Output all entries precisely and leave out the pictures.

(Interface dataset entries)
______________________________

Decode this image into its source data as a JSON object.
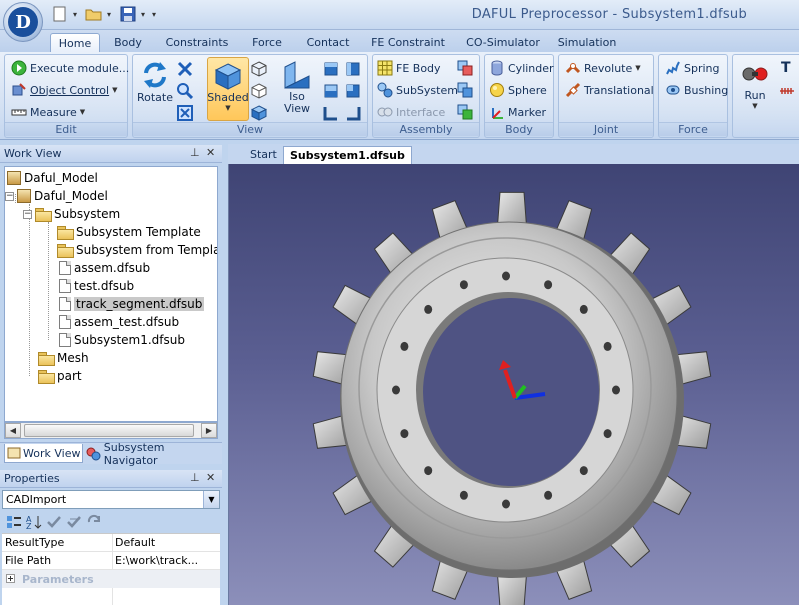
{
  "window": {
    "title": "DAFUL Preprocessor - Subsystem1.dfsub",
    "logo_text": "D"
  },
  "ribbon_tabs": [
    "Home",
    "Body",
    "Constraints",
    "Force",
    "Contact",
    "FE Constraint",
    "CO-Simulator",
    "Simulation"
  ],
  "ribbon": {
    "edit": {
      "label": "Edit",
      "execute_module": "Execute module...",
      "object_control": "Object Control",
      "measure": "Measure"
    },
    "view": {
      "label": "View",
      "rotate": "Rotate",
      "shaded": "Shaded",
      "iso_view_line1": "Iso",
      "iso_view_line2": "View"
    },
    "assembly": {
      "label": "Assembly",
      "fe_body": "FE Body",
      "subsystem": "SubSystem",
      "interface": "Interface"
    },
    "body": {
      "label": "Body",
      "cylinder": "Cylinder",
      "sphere": "Sphere",
      "marker": "Marker"
    },
    "joint": {
      "label": "Joint",
      "revolute": "Revolute",
      "translational": "Translational"
    },
    "force": {
      "label": "Force",
      "spring": "Spring",
      "bushing": "Bushing"
    },
    "simulation": {
      "run": "Run",
      "extra": "T"
    }
  },
  "work_view": {
    "title": "Work View",
    "pin": "⊥",
    "close": "✕",
    "tree": {
      "root": "Daful_Model",
      "model": "Daful_Model",
      "subsystem": "Subsystem",
      "subsystem_items": [
        "Subsystem Template",
        "Subsystem from Template",
        "assem.dfsub",
        "test.dfsub",
        "track_segment.dfsub",
        "assem_test.dfsub",
        "Subsystem1.dfsub"
      ],
      "mesh": "Mesh",
      "part": "part"
    }
  },
  "pane_tabs": {
    "work_view": "Work View",
    "subsystem_navigator": "Subsystem Navigator"
  },
  "properties": {
    "title": "Properties",
    "selected_object": "CADImport",
    "rows": [
      {
        "key": "ResultType",
        "value": "Default"
      },
      {
        "key": "File Path",
        "value": "E:\\work\\track..."
      }
    ],
    "category": "Parameters"
  },
  "document_tabs": {
    "start": "Start",
    "active": "Subsystem1.dfsub"
  },
  "colors": {
    "viewport_top": "#3f4474",
    "viewport_bottom": "#8c8fba",
    "axis_x": "#e02020",
    "axis_y": "#20c020",
    "axis_z": "#1030e0"
  }
}
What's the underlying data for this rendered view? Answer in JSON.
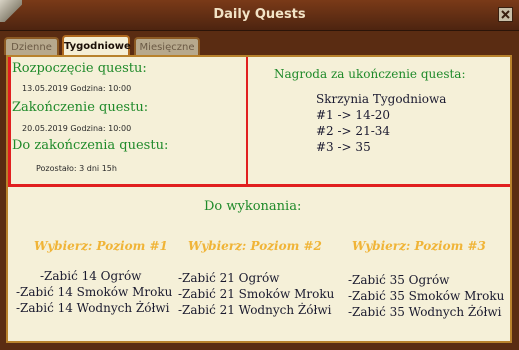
{
  "window": {
    "title": "Daily Quests",
    "close_icon": "close-icon"
  },
  "tabs": [
    {
      "label": "Dzienne"
    },
    {
      "label": "Tygodniowe"
    },
    {
      "label": "Miesięczne"
    }
  ],
  "left": {
    "start_heading": "Rozpoczęcie questu:",
    "start_value": "13.05.2019 Godzina: 10:00",
    "end_heading": "Zakończenie questu:",
    "end_value": "20.05.2019 Godzina: 10:00",
    "remaining_heading": "Do zakończenia questu:",
    "remaining_value": "Pozostało: 3 dni 15h"
  },
  "reward": {
    "heading": "Nagroda za ukończenie questa:",
    "lines": [
      "Skrzynia Tygodniowa",
      "#1 -> 14-20",
      "#2 -> 21-34",
      "#3 -> 35"
    ]
  },
  "todo": {
    "heading": "Do wykonania:",
    "levels": [
      {
        "title": "Wybierz: Poziom #1",
        "tasks": [
          "-Zabić 14 Ogrów",
          "-Zabić 14 Smoków Mroku",
          "-Zabić 14 Wodnych Żółwi"
        ]
      },
      {
        "title": "Wybierz: Poziom #2",
        "tasks": [
          "-Zabić 21 Ogrów",
          "-Zabić 21 Smoków Mroku",
          "-Zabić 21 Wodnych Żółwi"
        ]
      },
      {
        "title": "Wybierz: Poziom #3",
        "tasks": [
          "-Zabić 35 Ogrów",
          "-Zabić 35 Smoków Mroku",
          "-Zabić 35 Wodnych Żółwi"
        ]
      }
    ]
  },
  "colors": {
    "accent_red": "#e11f1f",
    "heading_green": "#1f8a2a",
    "level_yellow": "#f0b437"
  }
}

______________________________

* [EXERCISE OUTPUT]:
Decode this image into its source data as a JSON object.
{
  "window": {
    "title": "DAFUL Preprocessor - Subsystem1.dfsub",
    "logo_text": "D"
  },
  "ribbon_tabs": [
    "Home",
    "Body",
    "Constraints",
    "Force",
    "Contact",
    "FE Constraint",
    "CO-Simulator",
    "Simulation"
  ],
  "ribbon": {
    "edit": {
      "label": "Edit",
      "execute_module": "Execute module...",
      "object_control": "Object Control",
      "measure": "Measure"
    },
    "view": {
      "label": "View",
      "rotate": "Rotate",
      "shaded": "Shaded",
      "iso_view_line1": "Iso",
      "iso_view_line2": "View"
    },
    "assembly": {
      "label": "Assembly",
      "fe_body": "FE Body",
      "subsystem": "SubSystem",
      "interface": "Interface"
    },
    "body": {
      "label": "Body",
      "cylinder": "Cylinder",
      "sphere": "Sphere",
      "marker": "Marker"
    },
    "joint": {
      "label": "Joint",
      "revolute": "Revolute",
      "translational": "Translational"
    },
    "force": {
      "label": "Force",
      "spring": "Spring",
      "bushing": "Bushing"
    },
    "simulation": {
      "run": "Run",
      "extra": "T"
    }
  },
  "work_view": {
    "title": "Work View",
    "pin": "⊥",
    "close": "✕",
    "tree": {
      "root": "Daful_Model",
      "model": "Daful_Model",
      "subsystem": "Subsystem",
      "subsystem_items": [
        "Subsystem Template",
        "Subsystem from Template",
        "assem.dfsub",
        "test.dfsub",
        "track_segment.dfsub",
        "assem_test.dfsub",
        "Subsystem1.dfsub"
      ],
      "mesh": "Mesh",
      "part": "part"
    }
  },
  "pane_tabs": {
    "work_view": "Work View",
    "subsystem_navigator": "Subsystem Navigator"
  },
  "properties": {
    "title": "Properties",
    "selected_object": "CADImport",
    "rows": [
      {
        "key": "ResultType",
        "value": "Default"
      },
      {
        "key": "File Path",
        "value": "E:\\work\\track..."
      }
    ],
    "category": "Parameters"
  },
  "document_tabs": {
    "start": "Start",
    "active": "Subsystem1.dfsub"
  },
  "colors": {
    "viewport_top": "#3f4474",
    "viewport_bottom": "#8c8fba",
    "axis_x": "#e02020",
    "axis_y": "#20c020",
    "axis_z": "#1030e0"
  }
}
What's the underlying data for this rendered view? Answer in JSON.
{
  "window": {
    "title": "Daily Quests",
    "close_icon": "close-icon"
  },
  "tabs": [
    {
      "label": "Dzienne"
    },
    {
      "label": "Tygodniowe"
    },
    {
      "label": "Miesięczne"
    }
  ],
  "left": {
    "start_heading": "Rozpoczęcie questu:",
    "start_value": "13.05.2019 Godzina: 10:00",
    "end_heading": "Zakończenie questu:",
    "end_value": "20.05.2019 Godzina: 10:00",
    "remaining_heading": "Do zakończenia questu:",
    "remaining_value": "Pozostało: 3 dni 15h"
  },
  "reward": {
    "heading": "Nagroda za ukończenie questa:",
    "lines": [
      "Skrzynia Tygodniowa",
      "#1 -> 14-20",
      "#2 -> 21-34",
      "#3 -> 35"
    ]
  },
  "todo": {
    "heading": "Do wykonania:",
    "levels": [
      {
        "title": "Wybierz: Poziom #1",
        "tasks": [
          "-Zabić 14 Ogrów",
          "-Zabić 14 Smoków Mroku",
          "-Zabić 14 Wodnych Żółwi"
        ]
      },
      {
        "title": "Wybierz: Poziom #2",
        "tasks": [
          "-Zabić 21 Ogrów",
          "-Zabić 21 Smoków Mroku",
          "-Zabić 21 Wodnych Żółwi"
        ]
      },
      {
        "title": "Wybierz: Poziom #3",
        "tasks": [
          "-Zabić 35 Ogrów",
          "-Zabić 35 Smoków Mroku",
          "-Zabić 35 Wodnych Żółwi"
        ]
      }
    ]
  },
  "colors": {
    "accent_red": "#e11f1f",
    "heading_green": "#1f8a2a",
    "level_yellow": "#f0b437"
  }
}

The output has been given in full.